▶ What you are asked to do
Output all records exactly, with no images.

Start of Records to use

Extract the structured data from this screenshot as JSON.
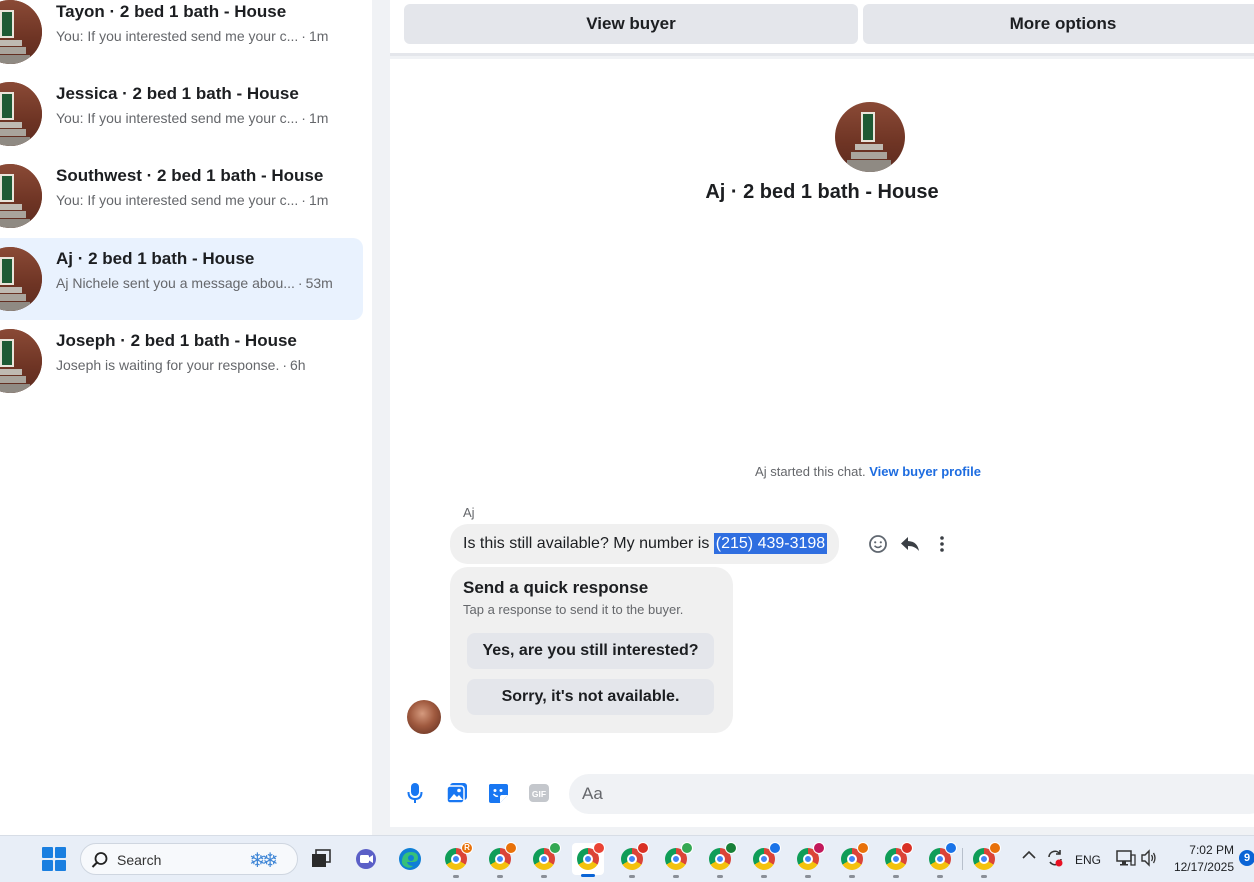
{
  "conversations": [
    {
      "name": "Tayon · 2 bed 1 bath - House",
      "preview": "You: If you interested send me your c...",
      "time": "1m"
    },
    {
      "name": "Jessica · 2 bed 1 bath - House",
      "preview": "You: If you interested send me your c...",
      "time": "1m"
    },
    {
      "name": "Southwest · 2 bed 1 bath - House",
      "preview": "You: If you interested send me your c...",
      "time": "1m"
    },
    {
      "name": "Aj · 2 bed 1 bath - House",
      "preview": "Aj Nichele sent you a message abou...",
      "time": "53m"
    },
    {
      "name": "Joseph · 2 bed 1 bath - House",
      "preview": "Joseph is waiting for your response.",
      "time": "6h"
    }
  ],
  "separator": "·",
  "topbar": {
    "view_buyer": "View buyer",
    "more_options": "More options"
  },
  "chat": {
    "title": "Aj · 2 bed 1 bath - House",
    "started_text": "Aj started this chat.",
    "view_profile_link": "View buyer profile",
    "sender": "Aj",
    "message_text": "Is this still available? My number is",
    "message_phone": "(215) 439-3198",
    "quick_title": "Send a quick response",
    "quick_sub": "Tap a response to send it to the buyer.",
    "quick_yes": "Yes, are you still interested?",
    "quick_sorry": "Sorry, it's not available.",
    "composer_placeholder": "Aa",
    "gif_label": "GIF"
  },
  "taskbar": {
    "search_label": "Search",
    "language": "ENG",
    "time": "7:02 PM",
    "date": "12/17/2025",
    "notification_count": "9",
    "chrome_badge_letter": "R"
  },
  "colors": {
    "accent_blue": "#1d6ce0",
    "selection_highlight": "#2f6ee0",
    "active_conversation_bg": "#e9f2fe"
  }
}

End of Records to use

▶ Problem solution
Extract the structured data from this screenshot as JSON.
{
  "conversations": [
    {
      "name": "Tayon · 2 bed 1 bath - House",
      "preview": "You: If you interested send me your c...",
      "time": "1m"
    },
    {
      "name": "Jessica · 2 bed 1 bath - House",
      "preview": "You: If you interested send me your c...",
      "time": "1m"
    },
    {
      "name": "Southwest · 2 bed 1 bath - House",
      "preview": "You: If you interested send me your c...",
      "time": "1m"
    },
    {
      "name": "Aj · 2 bed 1 bath - House",
      "preview": "Aj Nichele sent you a message abou...",
      "time": "53m"
    },
    {
      "name": "Joseph · 2 bed 1 bath - House",
      "preview": "Joseph is waiting for your response.",
      "time": "6h"
    }
  ],
  "separator": "·",
  "topbar": {
    "view_buyer": "View buyer",
    "more_options": "More options"
  },
  "chat": {
    "title": "Aj · 2 bed 1 bath - House",
    "started_text": "Aj started this chat.",
    "view_profile_link": "View buyer profile",
    "sender": "Aj",
    "message_text": "Is this still available? My number is",
    "message_phone": "(215) 439-3198",
    "quick_title": "Send a quick response",
    "quick_sub": "Tap a response to send it to the buyer.",
    "quick_yes": "Yes, are you still interested?",
    "quick_sorry": "Sorry, it's not available.",
    "composer_placeholder": "Aa",
    "gif_label": "GIF"
  },
  "taskbar": {
    "search_label": "Search",
    "language": "ENG",
    "time": "7:02 PM",
    "date": "12/17/2025",
    "notification_count": "9",
    "chrome_badge_letter": "R"
  },
  "colors": {
    "accent_blue": "#1d6ce0",
    "selection_highlight": "#2f6ee0",
    "active_conversation_bg": "#e9f2fe"
  }
}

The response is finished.